The African Nations Championship, TotalCHAN2020, is ongoing in Cameroon but without the Nigeria Super Eagles of Nigeria who failed in their bid for a fourth successive appearance.
Super Eagles B were unable to book their place in the competition restricted for players who play in their domestic leagues after a disappointing outing in the final hurdle against West African neighbours, Togo.
The Hawks of Togo demolished Nigeria 4-1 in the first leg back in September 2019 before wrapping up their first ever appearance with a 4-3 aggregate win at the Soccer Temple, Agege, after a 2-0 defeat.
Former Lobi Stars forward, Sikiru Alimi, who netted both goals in Agege, told ACLSports.com during a chat that while Nigeria’s absence is a bitter pill to swallow, poor planning, welfare, and overconfidence ultimately cost the Super Eagles a spot at the tournament.
Here are excerpts from that chat with the talented Alimi, who gave more insights on how the Super Eagles crashed like never before against the Hawks.
Q: How would you sum up Nigeria missing out of CHAN2020?
“It’s a very bitter pill to swallow considering the fact that we are a big nation and we the players couldn’t make the opportunity count.”
Q: Togo was supposed to be the last hurdle, but something obviously went wrong.

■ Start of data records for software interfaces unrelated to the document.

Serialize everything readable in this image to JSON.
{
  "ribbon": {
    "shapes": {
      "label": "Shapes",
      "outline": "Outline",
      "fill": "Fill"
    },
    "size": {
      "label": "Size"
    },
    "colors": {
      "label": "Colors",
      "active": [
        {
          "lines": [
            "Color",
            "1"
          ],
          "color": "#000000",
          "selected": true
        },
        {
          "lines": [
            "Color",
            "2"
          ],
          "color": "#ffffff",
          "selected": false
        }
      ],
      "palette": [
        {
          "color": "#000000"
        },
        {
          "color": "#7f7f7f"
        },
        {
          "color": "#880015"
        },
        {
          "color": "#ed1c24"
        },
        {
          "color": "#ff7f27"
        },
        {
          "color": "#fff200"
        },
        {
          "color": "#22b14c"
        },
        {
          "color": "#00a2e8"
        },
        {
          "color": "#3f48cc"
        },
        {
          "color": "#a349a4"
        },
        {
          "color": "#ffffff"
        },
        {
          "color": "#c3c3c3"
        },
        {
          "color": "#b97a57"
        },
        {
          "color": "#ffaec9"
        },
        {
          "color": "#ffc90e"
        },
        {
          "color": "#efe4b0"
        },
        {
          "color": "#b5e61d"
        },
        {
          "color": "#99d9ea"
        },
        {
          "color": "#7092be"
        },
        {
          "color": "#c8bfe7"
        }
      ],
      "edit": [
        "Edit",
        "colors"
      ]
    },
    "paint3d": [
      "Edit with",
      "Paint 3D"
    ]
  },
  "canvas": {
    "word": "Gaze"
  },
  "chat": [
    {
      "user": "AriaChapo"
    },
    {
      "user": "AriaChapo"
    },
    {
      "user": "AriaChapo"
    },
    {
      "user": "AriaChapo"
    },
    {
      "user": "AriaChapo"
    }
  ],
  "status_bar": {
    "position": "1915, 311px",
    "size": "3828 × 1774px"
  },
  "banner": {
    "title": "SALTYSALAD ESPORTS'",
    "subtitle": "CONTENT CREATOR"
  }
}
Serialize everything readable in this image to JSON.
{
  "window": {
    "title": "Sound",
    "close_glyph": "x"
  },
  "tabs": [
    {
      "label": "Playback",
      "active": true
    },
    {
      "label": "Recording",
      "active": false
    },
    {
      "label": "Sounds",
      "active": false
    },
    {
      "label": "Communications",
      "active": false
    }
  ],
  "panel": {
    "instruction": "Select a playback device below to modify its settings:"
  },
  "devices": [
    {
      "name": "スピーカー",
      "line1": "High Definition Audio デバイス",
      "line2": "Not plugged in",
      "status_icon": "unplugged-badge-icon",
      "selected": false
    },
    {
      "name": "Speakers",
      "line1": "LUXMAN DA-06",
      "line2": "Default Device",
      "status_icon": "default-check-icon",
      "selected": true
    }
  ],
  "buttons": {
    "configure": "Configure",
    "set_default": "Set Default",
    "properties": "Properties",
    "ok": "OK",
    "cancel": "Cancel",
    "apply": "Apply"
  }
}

What happened against Togo, especially in Lome?
“Well, i would say the game against Togo in Lome was where the game was lost. We came into the game with full confidence and never respected our opponent, not minding the fact we were playing away from home and needed to manage the game and be conservative ,instead we jumped into the game and were lucky we had the lead, which made us too confident and we lost concentration.”
Q: Was this as a result of the game plan or the players failed to adhere to instructions?
“None of the above to be honest. I guess our major problem was the connections (understanding between players) weren’t really there yet because I could remember we resumed camp a couple of days to the game against Togo and you don’t expect players who had not really played together before to perform magic.”
Q: How many days before you traveled?
“To be honest I can’t remember. But it was not up to a week.”
Before the chat, Alimi had spoken about the welfare ahead of the game in Lome, something I brought up once again.
Q: You did say something about poor welfare, kits, amongst many other things as a big issue for the team ahead of Lome. What really happened in this respect?
“Yeah, the welfare wasn’t good honestly in terms of kits – we weren’t treated like Super Eagles. Some had to train with clubs and random jerseys. Such obviously can’t happen with the (main) Eagles.”
Q: How can this change?
“Until the NFF begin to show the same respect given to the foreign based players to the home based also.”
During the second leg at Agege, the Super Eagles had what looked like a legitimate goal ruled out by the centre referee who wrongly called for a foul on the Togolese goalkeeper.
However, video replays would show that no Super Eagles player was anywhere close to the goalkeeper, a decision that came to bite the Super Eagles.
Reminded of this particular scene, Alimi would recall a similar incident in Lome during the 4-1 defeat.
Q: The referee, you mentioned him before our chat, what role did he play in all this?
“Though it’s not good to always mention refs because it always sounds like an excuse for the outcomes, (but) he wasn’t fair enough in that game (in Lome). He was very unfair. We had an appeal for a penalty which he waved on, but at the other end he gifted the Togolese an unjust penalty. Very unfortunate scenario.”
The game in Agege saw the Super Eagles take a 2-0 lead at halftime courtesy of Alimi, but it could have been more, the forward could have had hat-trick instead of a brace, but his composure failed him when it mattered most when he missed a one-on-one chance with goalkeeper Mubarak Aigba while another shot was cleared off the line.
Q: Could you have done better? In terms of personal effort, you played in both matches, could you have done something differently?
“That game (in Agege) I was too eager, my mind was on 3, instead of me to count 1. The 3 goals margin was all I was thinking about. But there’s always room for improvement. We learn daily and it’s now part of experience.”
Alimi has since joined Tunisian club, Stade Tunisien, where, according to him, ‘it hasn’t really been easy’.
“Life here (in Tunisia) hasn’t really been easy, but obviously I’m coping fine.”
The forward concluded the chat with a passionate and emotional message for Nigerians and Super Eagles fans who have been denied an opportunity to watch their favourites from the NPFL especially after that wonderful run to the 2018 final in Morocco.
“I really want to apologize on behalf of the whole team for the failure, though they demanded more from us because of the love and passion for the game. Surely, the CHAN team would do better next time.”